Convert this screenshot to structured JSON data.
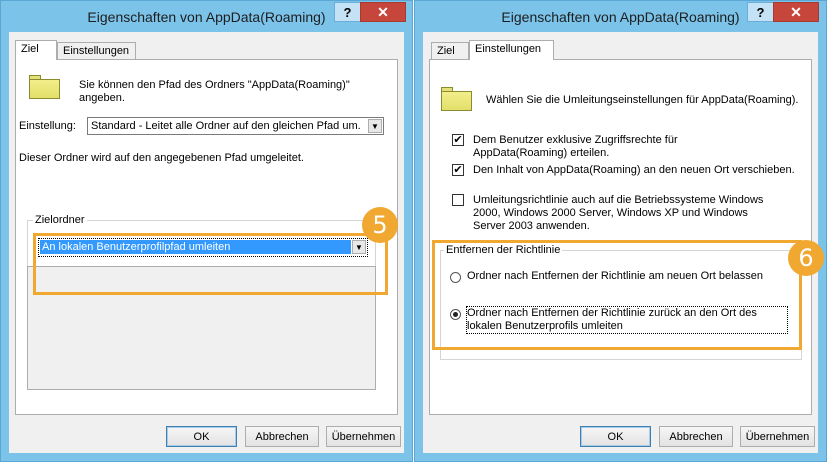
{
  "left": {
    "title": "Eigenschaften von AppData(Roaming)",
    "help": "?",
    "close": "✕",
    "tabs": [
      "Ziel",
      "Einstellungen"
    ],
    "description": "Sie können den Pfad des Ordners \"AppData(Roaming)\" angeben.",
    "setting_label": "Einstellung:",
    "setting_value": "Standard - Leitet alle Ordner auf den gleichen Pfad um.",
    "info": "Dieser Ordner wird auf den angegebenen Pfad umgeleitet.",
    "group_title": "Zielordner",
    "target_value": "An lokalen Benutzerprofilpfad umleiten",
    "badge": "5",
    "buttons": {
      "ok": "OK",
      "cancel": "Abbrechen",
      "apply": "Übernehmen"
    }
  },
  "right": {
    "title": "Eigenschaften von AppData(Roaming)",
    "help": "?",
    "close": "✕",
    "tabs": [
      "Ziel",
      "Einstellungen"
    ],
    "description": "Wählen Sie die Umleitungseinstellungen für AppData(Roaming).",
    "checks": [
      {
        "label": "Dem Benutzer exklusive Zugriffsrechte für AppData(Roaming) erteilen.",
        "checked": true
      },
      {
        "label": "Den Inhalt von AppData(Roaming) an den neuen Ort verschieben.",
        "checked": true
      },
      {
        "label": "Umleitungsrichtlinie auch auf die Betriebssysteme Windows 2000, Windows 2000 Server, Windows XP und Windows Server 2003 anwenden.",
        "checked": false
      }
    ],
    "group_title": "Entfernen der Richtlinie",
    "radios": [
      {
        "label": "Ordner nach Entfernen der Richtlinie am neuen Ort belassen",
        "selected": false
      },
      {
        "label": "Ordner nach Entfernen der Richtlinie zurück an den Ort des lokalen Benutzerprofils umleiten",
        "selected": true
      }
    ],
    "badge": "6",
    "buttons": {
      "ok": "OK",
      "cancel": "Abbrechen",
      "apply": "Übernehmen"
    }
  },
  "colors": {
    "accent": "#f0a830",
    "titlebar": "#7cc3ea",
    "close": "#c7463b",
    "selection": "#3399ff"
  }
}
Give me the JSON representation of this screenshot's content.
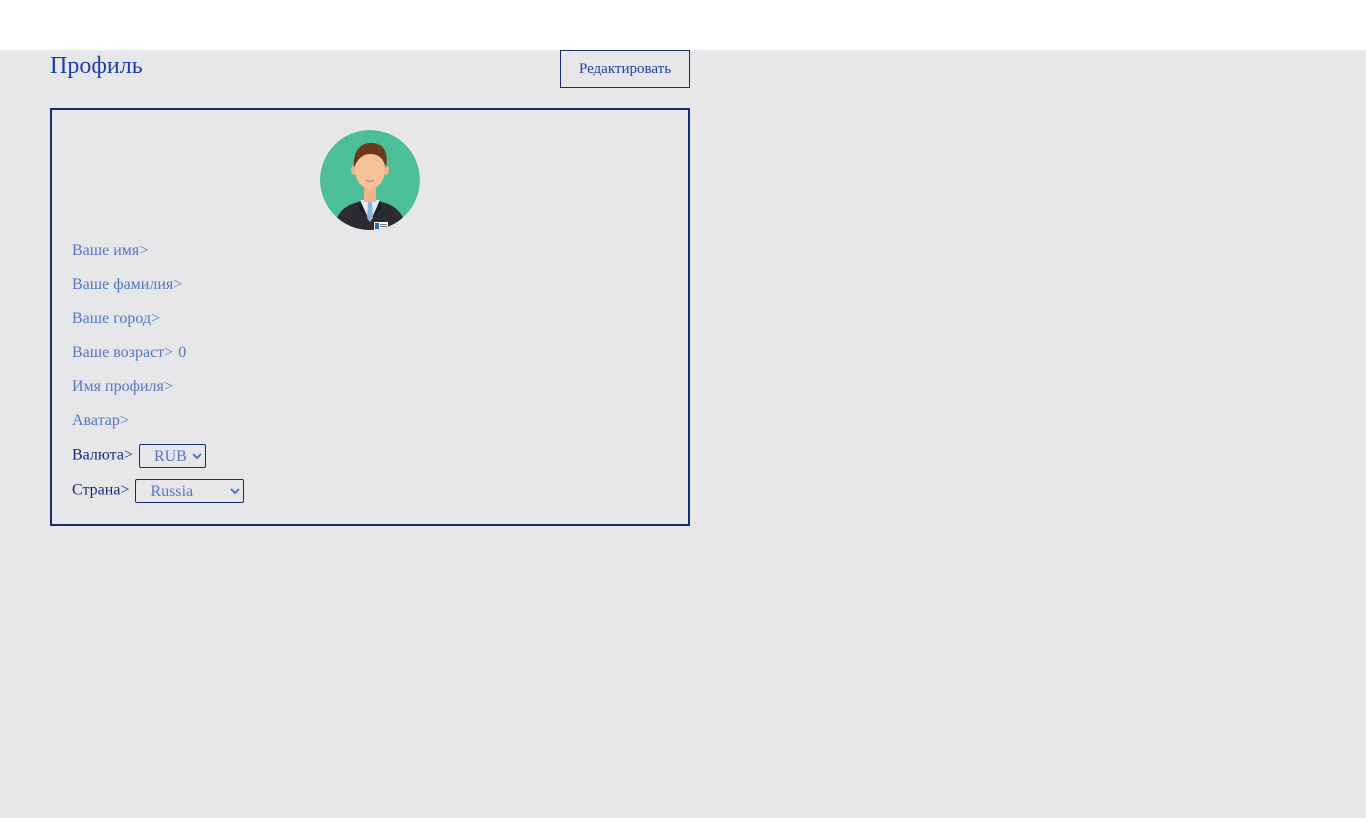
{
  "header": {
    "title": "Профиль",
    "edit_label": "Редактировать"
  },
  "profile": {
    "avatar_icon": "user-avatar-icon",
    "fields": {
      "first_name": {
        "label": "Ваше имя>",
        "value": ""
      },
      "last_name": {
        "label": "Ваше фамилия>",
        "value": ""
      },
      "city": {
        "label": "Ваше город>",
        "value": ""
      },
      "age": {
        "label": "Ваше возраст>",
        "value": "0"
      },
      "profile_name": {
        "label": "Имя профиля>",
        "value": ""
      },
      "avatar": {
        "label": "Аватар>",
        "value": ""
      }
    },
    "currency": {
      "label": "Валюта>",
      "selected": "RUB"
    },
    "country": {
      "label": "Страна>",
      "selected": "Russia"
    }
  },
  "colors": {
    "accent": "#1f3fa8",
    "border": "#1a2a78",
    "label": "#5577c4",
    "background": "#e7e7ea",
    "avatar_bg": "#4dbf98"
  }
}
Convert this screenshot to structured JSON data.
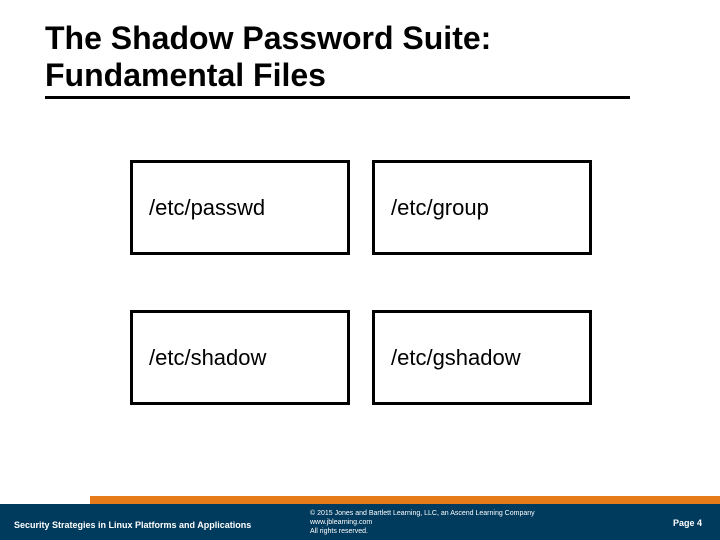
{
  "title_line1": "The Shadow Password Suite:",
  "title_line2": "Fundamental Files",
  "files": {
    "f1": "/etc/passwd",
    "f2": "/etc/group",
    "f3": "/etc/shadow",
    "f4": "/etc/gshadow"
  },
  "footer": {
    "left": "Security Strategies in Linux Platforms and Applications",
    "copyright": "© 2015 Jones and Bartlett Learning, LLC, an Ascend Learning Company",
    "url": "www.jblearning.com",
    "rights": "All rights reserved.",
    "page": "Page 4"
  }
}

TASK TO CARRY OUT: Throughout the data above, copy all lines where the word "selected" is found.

RESPONSE:
        "selected": false
        "selected": true
      "selected": "RUB"
      "selected": "Russia"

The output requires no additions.